Brittany, Alsace explore ways that could bring them closer to autonomy
Government bodies, parties in both territories seek to take advantage of talks between French and Corsican governments to advance their demands
A motion without continuity in Brittany
As regards Brittany, it was striking that the Regional Council approved with a very large majority, including socialists and conservatives, in April 2022, a motion asking the French government to "initiate talks for the definition of a possible model of autonomy for Brittany, including a part of legislative and regulatory power". The vote was considered a victory for the main Breton autonomist party, the Breton Democratic Union (UDB), which has now launched a campaign to ensure that this request is not forgotten and to convince even more Bretons of the need for an autonomous system.
The parties of the Federation of Regions and Peoples in Solidarity (RP&S), which brings together a large part of the autonomist spectrum of France's stateless nations, have joined this call. In a webinar organized this week by RP&S, several leaders and spokespersons of the UDB itself, the Corsican Nation Party, Euskal Herria Bai and Unser Land
In Alsace, the road to regaining regional bodies
While in Corsica they negotiate with the State and in Brittany they aspire to do so, in Alsace the issue now focusing efforts is the recovery of their own regional government bodies that the German-speaking territory lost on January 1, 2016, when it was subsumed within a newly created region, the Grand Est. Since 2021 Alsace has its own government —the Collectivité Européenne d'Alsace (CEA)— but it is within the Grand Est. Both the Alsatian government and the citizens —92% of votes in favour in a non-binding referendum in 2023— prefer to leave the Grand Est and return to a separate region.

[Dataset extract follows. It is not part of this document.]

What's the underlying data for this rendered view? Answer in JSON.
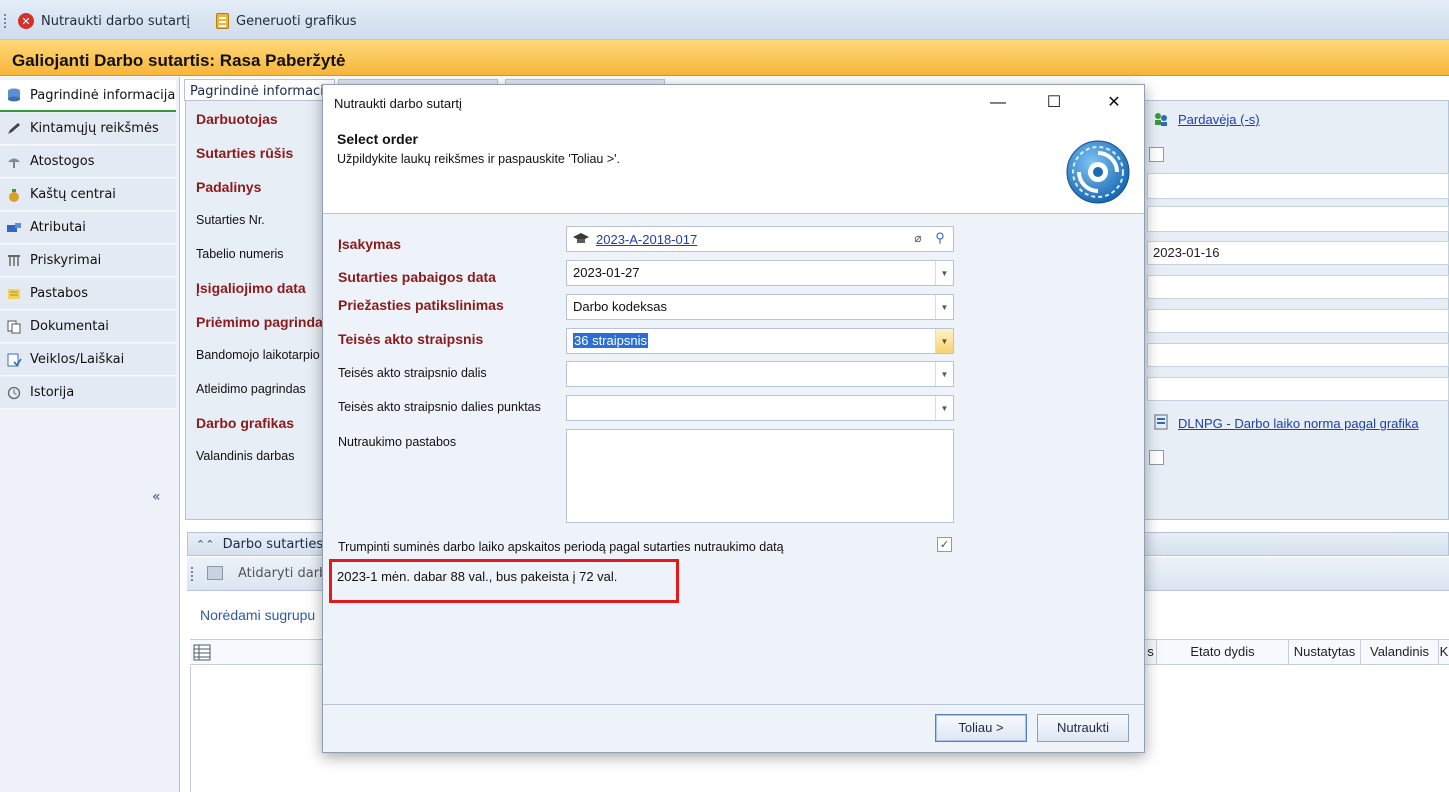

For Unser Land autonomists, this region should have legislative autonomy. This is also the opinion of some citizens who are taking part in the consultation that the CEA is organizing between April and July to ask them what they would like the Alsace region to be like if it were to eventually separate from the Grand Est. Participants respond to ideas such as devolution of powers, German-French bilingualism, or closer relations with other European regions.
French President Emmanuel Macron has tried to shake off the issue of Alsace's departure from the Grand Est, a few days after the CEA adopted a resolution, almost unanimously, in favour of the creation of an Alsace region with "a particular status". The CEA and Alsatian MPs think Macron's disinterest may not be definitive. They also think that, just as the French government has changed its mind and agreed to negotiate a Corsican statute, the same may happen with Alsace. Moreover, according to a report this February from La Dépêche du Midi, Macron would consider the possibility of dividing some regions into smaller ones. This could entail returning to the map before François Hollande's 2016 reform. And in this, Alsace could have a chance for rebirth. All this could be included in, or advance in parallel to, the constitutional reform that the French president wants to approve in 2024.
A "great public debate" also in Alsace
UDB spokeswoman Lydie Massard considers that the consultation underway in Alsace "clearly shows the way forward" in Brittany to define the contours and contents of the autonomy her party wants for the Atlantic nation. "We have not stopped calling for the organization of a major public debate with Bretons and Bretons" in this regard, says Massard. "And we hope that Loïg Chesnais-Girard, president of the Regional Council of Brittany, will take a proactive attitude." The campaign launched this week by the UDB is a way, too, of pressing him.